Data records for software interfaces
————

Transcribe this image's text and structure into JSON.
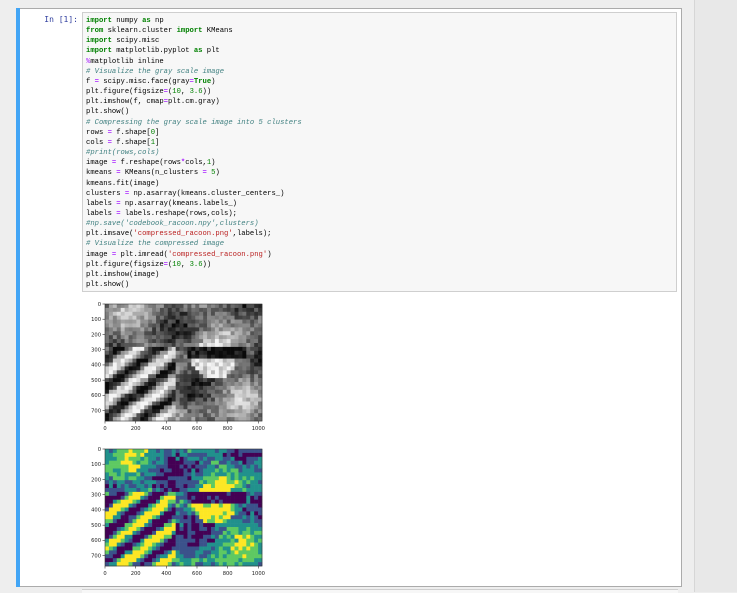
{
  "prompt": "In [1]:",
  "code_lines": [
    "import numpy as np",
    "from sklearn.cluster import KMeans",
    "import scipy.misc",
    "import matplotlib.pyplot as plt",
    "%matplotlib inline",
    "# Visualize the gray scale image",
    "f = scipy.misc.face(gray=True)",
    "plt.figure(figsize=(10, 3.6))",
    "plt.imshow(f, cmap=plt.cm.gray)",
    "plt.show()",
    "# Compressing the gray scale image into 5 clusters",
    "rows = f.shape[0]",
    "cols = f.shape[1]",
    "#print(rows,cols)",
    "image = f.reshape(rows*cols,1)",
    "kmeans = KMeans(n_clusters = 5)",
    "kmeans.fit(image)",
    "clusters = np.asarray(kmeans.cluster_centers_)",
    "labels = np.asarray(kmeans.labels_)",
    "labels = labels.reshape(rows,cols);",
    "#np.save('codebook_racoon.npy',clusters)",
    "plt.imsave('compressed_racoon.png',labels);",
    "# Visualize the compressed image",
    "image = plt.imread('compressed_racoon.png')",
    "plt.figure(figsize=(10, 3.6))",
    "plt.imshow(image)",
    "plt.show()"
  ],
  "plots": [
    {
      "image": "grayscale raccoon face",
      "xticks": [
        "0",
        "200",
        "400",
        "600",
        "800",
        "1000"
      ],
      "yticks": [
        "0",
        "100",
        "200",
        "300",
        "400",
        "500",
        "600",
        "700"
      ]
    },
    {
      "image": "5-cluster compressed raccoon (viridis colors)",
      "xticks": [
        "0",
        "200",
        "400",
        "600",
        "800",
        "1000"
      ],
      "yticks": [
        "0",
        "100",
        "200",
        "300",
        "400",
        "500",
        "600",
        "700"
      ]
    }
  ],
  "colors": {
    "cell_selected_bar": "#42a5f5",
    "prompt": "#303f9f",
    "cluster_palette": [
      "#440154",
      "#3b528b",
      "#21918c",
      "#5ec962",
      "#fde725"
    ]
  }
}
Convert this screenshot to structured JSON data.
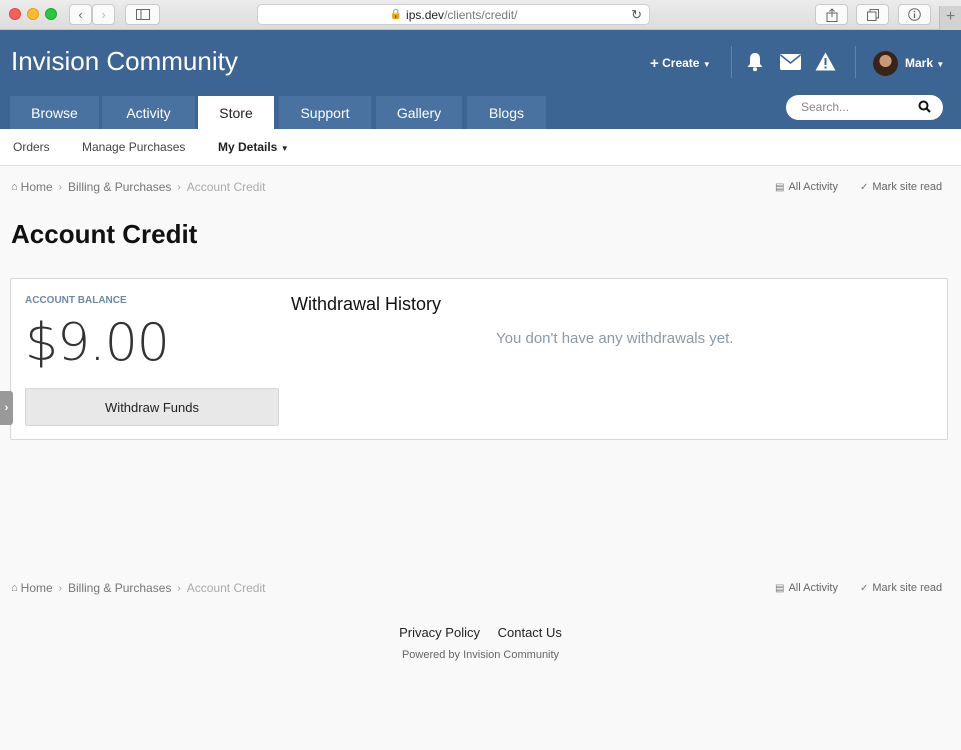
{
  "browser": {
    "url_host": "ips.dev",
    "url_path": "/clients/credit/"
  },
  "header": {
    "site_title": "Invision Community",
    "create_label": "Create",
    "user_name": "Mark"
  },
  "tabs": [
    {
      "label": "Browse"
    },
    {
      "label": "Activity"
    },
    {
      "label": "Store"
    },
    {
      "label": "Support"
    },
    {
      "label": "Gallery"
    },
    {
      "label": "Blogs"
    }
  ],
  "search": {
    "placeholder": "Search..."
  },
  "subnav": {
    "orders": "Orders",
    "manage": "Manage Purchases",
    "details": "My Details"
  },
  "breadcrumb": {
    "home": "Home",
    "billing": "Billing & Purchases",
    "current": "Account Credit",
    "all_activity": "All Activity",
    "mark_read": "Mark site read"
  },
  "page": {
    "title": "Account Credit",
    "balance_label": "ACCOUNT BALANCE",
    "balance_value": "$9.00",
    "withdraw_button": "Withdraw Funds",
    "history_title": "Withdrawal History",
    "history_empty": "You don't have any withdrawals yet."
  },
  "footer": {
    "privacy": "Privacy Policy",
    "contact": "Contact Us",
    "powered": "Powered by Invision Community"
  },
  "colors": {
    "header_bg": "#3d6594",
    "tab_bg": "#4a72a0"
  }
}
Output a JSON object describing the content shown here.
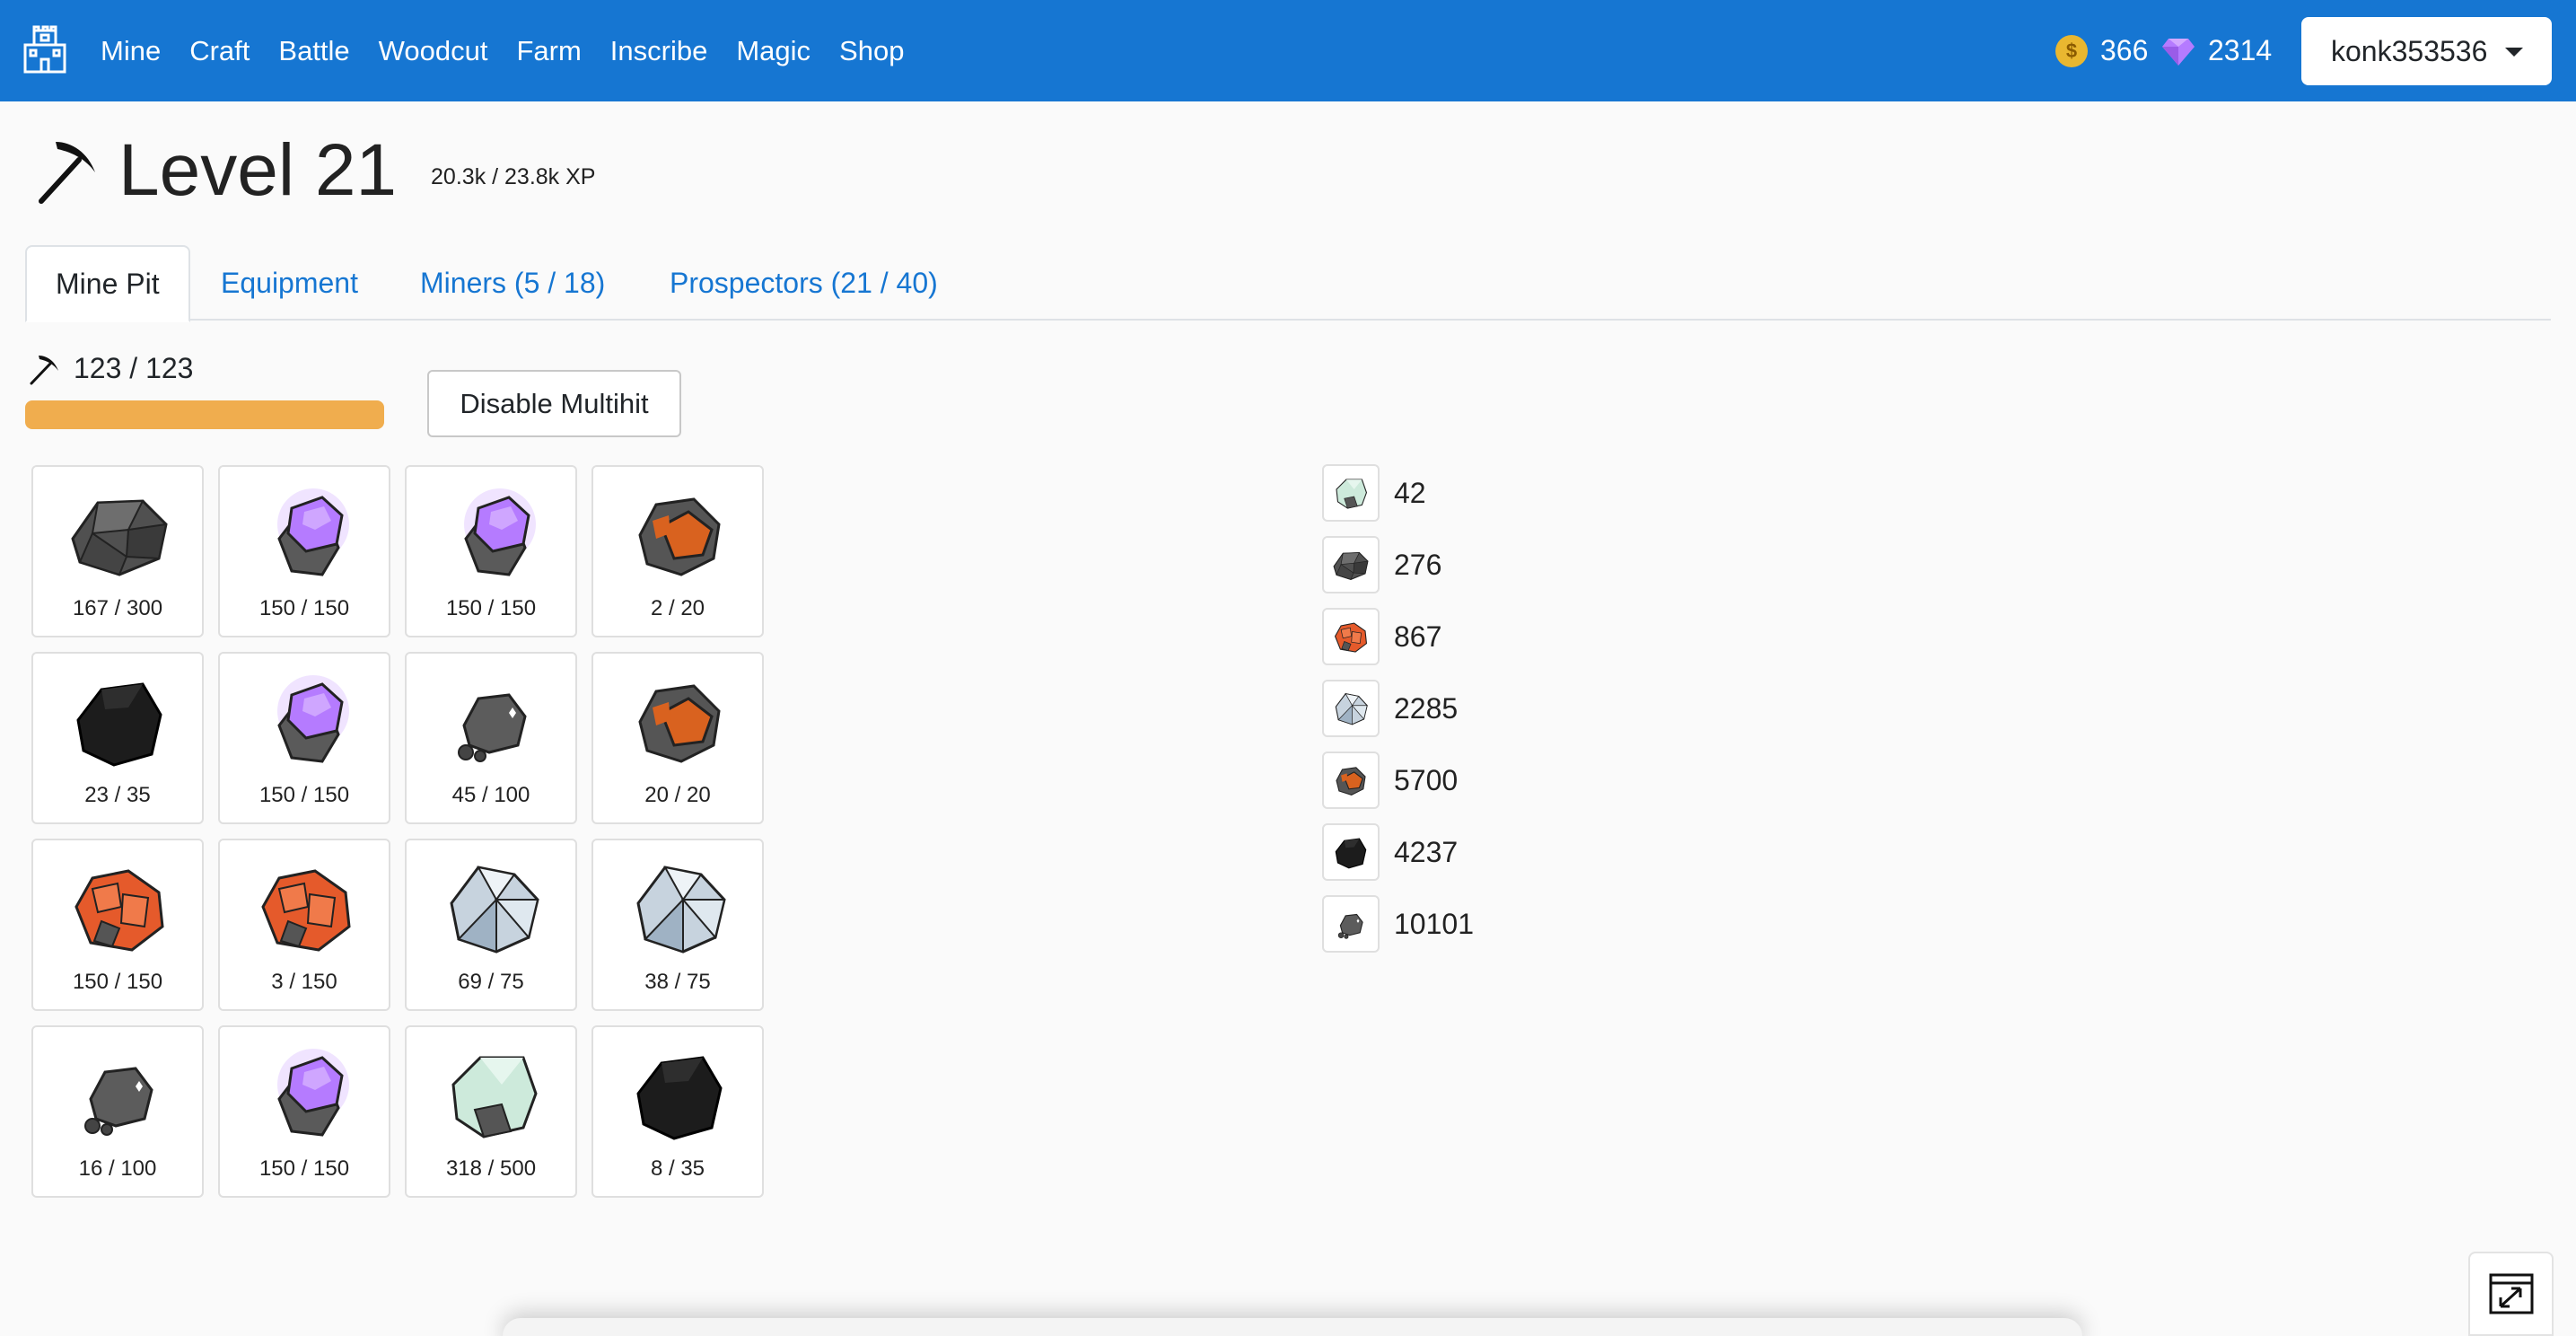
{
  "nav": {
    "links": [
      "Mine",
      "Craft",
      "Battle",
      "Woodcut",
      "Farm",
      "Inscribe",
      "Magic",
      "Shop"
    ],
    "gold": "366",
    "gems": "2314",
    "username": "konk353536",
    "colors": {
      "bar": "#1676d2",
      "gold": "#e9b730",
      "gem": "#b57bff"
    }
  },
  "header": {
    "level": "Level 21",
    "xp": "20.3k / 23.8k XP"
  },
  "tabs": [
    "Mine Pit",
    "Equipment",
    "Miners (5 / 18)",
    "Prospectors (21 / 40)"
  ],
  "mine": {
    "energy": "123 / 123",
    "energy_fraction": 1.0,
    "multihit_label": "Disable Multihit",
    "ores": [
      {
        "type": "coal",
        "hp": "167 / 300"
      },
      {
        "type": "amethyst",
        "hp": "150 / 150"
      },
      {
        "type": "amethyst",
        "hp": "150 / 150"
      },
      {
        "type": "copper",
        "hp": "2 / 20"
      },
      {
        "type": "obsidian",
        "hp": "23 / 35"
      },
      {
        "type": "amethyst",
        "hp": "150 / 150"
      },
      {
        "type": "stone",
        "hp": "45 / 100"
      },
      {
        "type": "copper",
        "hp": "20 / 20"
      },
      {
        "type": "ruby",
        "hp": "150 / 150"
      },
      {
        "type": "ruby",
        "hp": "3 / 150"
      },
      {
        "type": "silver",
        "hp": "69 / 75"
      },
      {
        "type": "silver",
        "hp": "38 / 75"
      },
      {
        "type": "stone",
        "hp": "16 / 100"
      },
      {
        "type": "amethyst",
        "hp": "150 / 150"
      },
      {
        "type": "jade",
        "hp": "318 / 500"
      },
      {
        "type": "obsidian",
        "hp": "8 / 35"
      }
    ]
  },
  "inventory": [
    {
      "type": "jade",
      "count": "42"
    },
    {
      "type": "coal",
      "count": "276"
    },
    {
      "type": "ruby",
      "count": "867"
    },
    {
      "type": "silver",
      "count": "2285"
    },
    {
      "type": "copper",
      "count": "5700"
    },
    {
      "type": "obsidian",
      "count": "4237"
    },
    {
      "type": "stone",
      "count": "10101"
    }
  ],
  "ore_colors": {
    "coal": "#4a4a4a",
    "amethyst": "#b57bff",
    "copper": "#d9621f",
    "obsidian": "#1c1c1c",
    "stone": "#5c5c5c",
    "ruby": "#e55a2b",
    "silver": "#c7d3de",
    "jade": "#cdeadb"
  }
}
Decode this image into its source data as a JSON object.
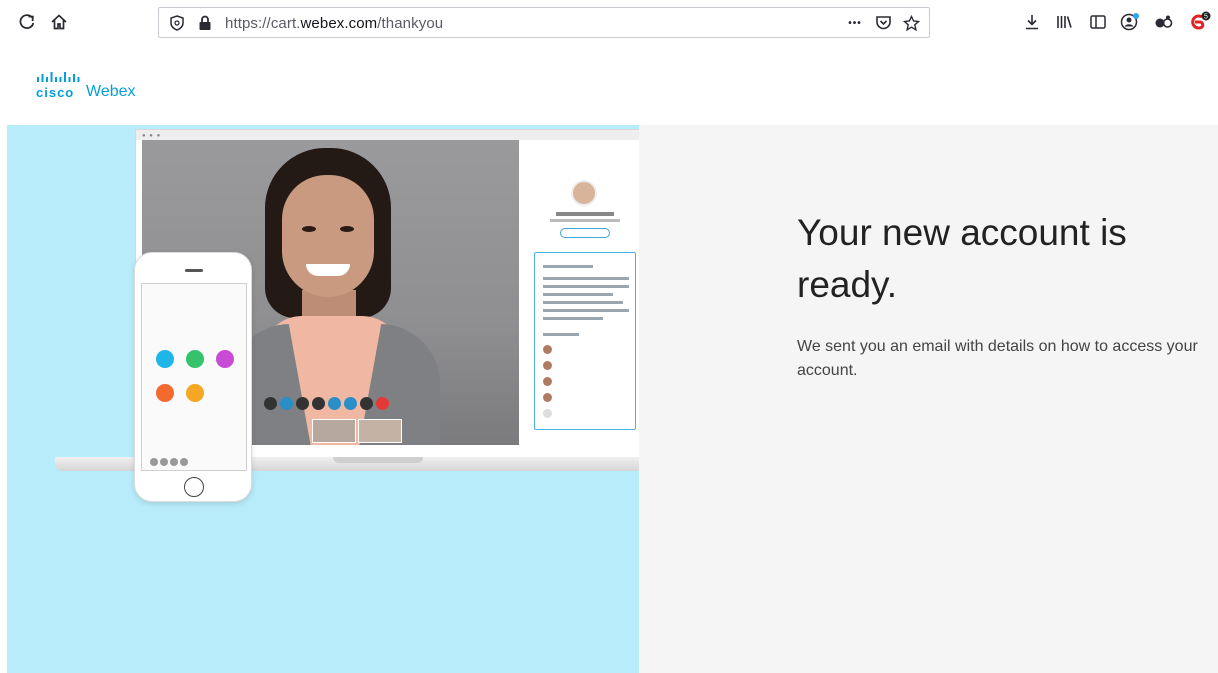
{
  "browser": {
    "url_prefix": "https://cart.",
    "url_domain": "webex.com",
    "url_path": "/thankyou",
    "more_glyph": "•••",
    "extension_badge": "5"
  },
  "logo": {
    "cisco": "cisco",
    "webex": "Webex"
  },
  "hero": {
    "headline": "Your new account is ready.",
    "subtext": "We sent you an email with details on how to access your account."
  },
  "colors": {
    "accent": "#049fd9",
    "hero_left_bg": "#b8ecfa",
    "hero_right_bg": "#f5f5f5"
  }
}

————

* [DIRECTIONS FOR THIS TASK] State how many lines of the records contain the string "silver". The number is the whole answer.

* [SOLVED PROBLEM] 4